If you are planning to apply to schools in a specific province, there are centralized application services to submit your applications. This includes the Ontario Universities’ Application Centre OUAC or Apply Alberta. Note that you can use OUAC to assist you in providing academic data to some out-of-province universities without the need to mail them physical transcripts. However, not all schools are participating institutions of these centralized application systems, notably art and theatre schools, and may have their own application system.

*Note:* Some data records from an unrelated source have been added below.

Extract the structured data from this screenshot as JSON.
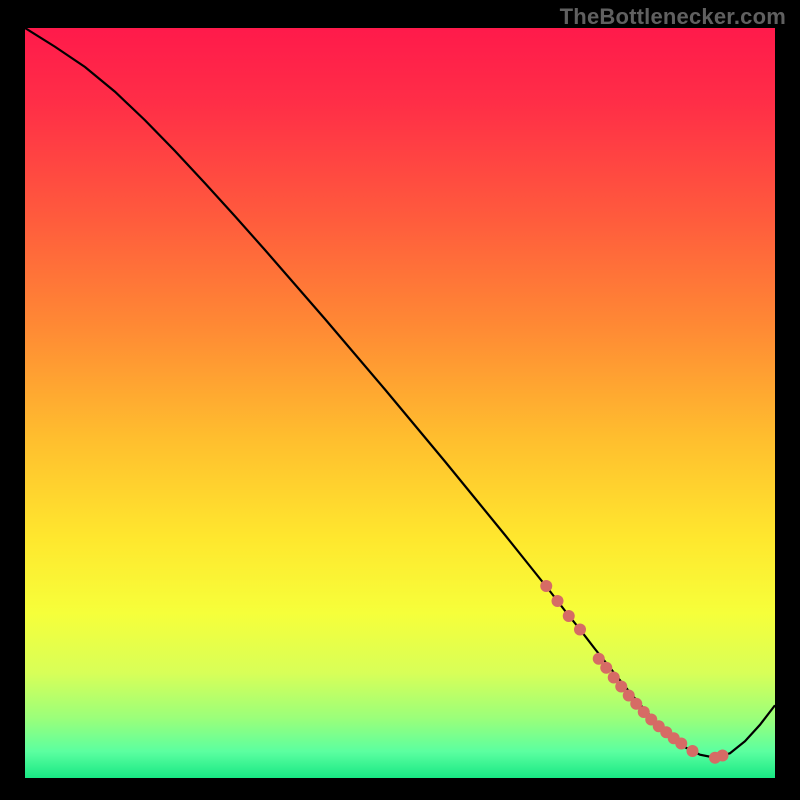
{
  "attribution": "TheBottlenecker.com",
  "colors": {
    "page_bg": "#000000",
    "text": "#606060",
    "curve_stroke": "#000000",
    "marker_fill": "#d66b65",
    "gradient_stops": [
      {
        "offset": 0.0,
        "color": "#ff1a4b"
      },
      {
        "offset": 0.1,
        "color": "#ff2e47"
      },
      {
        "offset": 0.25,
        "color": "#ff5a3d"
      },
      {
        "offset": 0.4,
        "color": "#ff8a34"
      },
      {
        "offset": 0.55,
        "color": "#ffbf2e"
      },
      {
        "offset": 0.68,
        "color": "#ffe72e"
      },
      {
        "offset": 0.78,
        "color": "#f6ff3a"
      },
      {
        "offset": 0.86,
        "color": "#d8ff58"
      },
      {
        "offset": 0.92,
        "color": "#9bff7a"
      },
      {
        "offset": 0.965,
        "color": "#5bffa0"
      },
      {
        "offset": 1.0,
        "color": "#18e884"
      }
    ]
  },
  "chart_data": {
    "type": "line",
    "title": "",
    "xlabel": "",
    "ylabel": "",
    "xlim": [
      0,
      100
    ],
    "ylim": [
      0,
      100
    ],
    "grid": false,
    "legend": false,
    "series": [
      {
        "name": "bottleneck-curve",
        "x": [
          0,
          4,
          8,
          12,
          16,
          20,
          24,
          28,
          32,
          36,
          40,
          44,
          48,
          52,
          56,
          60,
          64,
          68,
          70,
          72,
          74,
          76,
          78,
          80,
          82,
          84,
          86,
          88,
          90,
          92,
          94,
          96,
          98,
          100
        ],
        "y": [
          100,
          97.5,
          94.8,
          91.5,
          87.7,
          83.6,
          79.3,
          74.9,
          70.4,
          65.8,
          61.2,
          56.5,
          51.8,
          47.0,
          42.2,
          37.3,
          32.4,
          27.4,
          24.9,
          22.3,
          19.8,
          17.2,
          14.7,
          12.2,
          9.8,
          7.6,
          5.7,
          4.1,
          3.1,
          2.7,
          3.3,
          4.9,
          7.1,
          9.7
        ]
      }
    ],
    "markers": {
      "name": "highlight-points",
      "x": [
        69.5,
        71.0,
        72.5,
        74.0,
        76.5,
        77.5,
        78.5,
        79.5,
        80.5,
        81.5,
        82.5,
        83.5,
        84.5,
        85.5,
        86.5,
        87.5,
        89.0,
        92.0,
        93.0
      ],
      "y": [
        25.6,
        23.6,
        21.6,
        19.8,
        15.9,
        14.7,
        13.4,
        12.2,
        11.0,
        9.9,
        8.8,
        7.8,
        6.9,
        6.1,
        5.3,
        4.6,
        3.6,
        2.7,
        3.0
      ]
    }
  }
}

Take advantage of your winter break in December to refine your university application. Ideally, your questions and concerns should be addressed with school counsellors and representatives from university fairs before you head off into this two-week-long break. This break is a good time to consult with friends and family about future options and seek their advice. If you are applying to a specific program that requires a supplementary application—e.g. animation, commerce, health science—it would be a good idea to have other people review your responses for grammar and structure mistakes.

January – February

After the new year, things get busy. Standard deadlines for university applications take place in mid-January or early February. If you applied for early admission, this is when you can expect to hear back for first-round offers. 

Also, keep track of which schools and programs you’re applying to. Be aware of any interviews you have to attend or supplementary applications and supporting documents you have to submit. In addition, you may be requested to self-report your interim or completed course grades (if your school is semestered) or mail your mid-term transcripts. Request a copy of your official transcripts and send them off as soon as they’re available. Do this as early as possible as you don’t want to miss any deadlines!

March – May

Most of the tough work is out of the way now. However, stay motivated and work hard to maintain your grades to meet any conditional offers. If you applied during the regular admission cycle and are waiting for a response, April is when you will be sending out your next set of interim marks. (Or they go through OUAC if you’re from Ontario.)

There are also schools whose applications are still open during this period. And if you’re an in-province student, you might also have a different—usually later—deadline than out-of-province applicants. For example, March 1st for CEGEP and Quebec high school students applying to McGill. During this time, you may have to send in supporting documents. This includes a letter of intent, architecture, music or art portfolios, personal statements, etc. If this is the case, manage your time wisely!

June – August

While these months are way past most school deadlines, some schools like Nova Scotia College of Art and Design and the Alberta University of the Arts still allow you to submit applications. Other schools like Acadia University and St Francis Xavier operate on a rolling admissions basis and continue to accept applications if there are spots available.

However, most students have heard back from universities by now and are expected to respond to offers as early as June 1. At this time, students may be expected to give a financial commitment (e.g. a registration or housing deposit). Between July and August, your final mark transmissions are complete and you are graduating! Once you decide on and enroll in a postsecondary institution, stay updated on course selection, degree requirements, and paying your tuition.

Some Last Words… 

Remember, you are not alone in this process. Seek advice or feedback from friends, family, peers, teachers, guidance counsellors, and the admissions office. If you feel lost or unsure, reach out to older students and hear their experiences.

While this whole application process may sound difficult and tedious, it’s totally worth it. Applying to university is the next big step towards your future and you should make as much as you can out of it. Having a clear goal in mind or passion to strive towards will help you write a better university application and make you more aware of your decision-making process, motivations, and future aspirations. Good luck!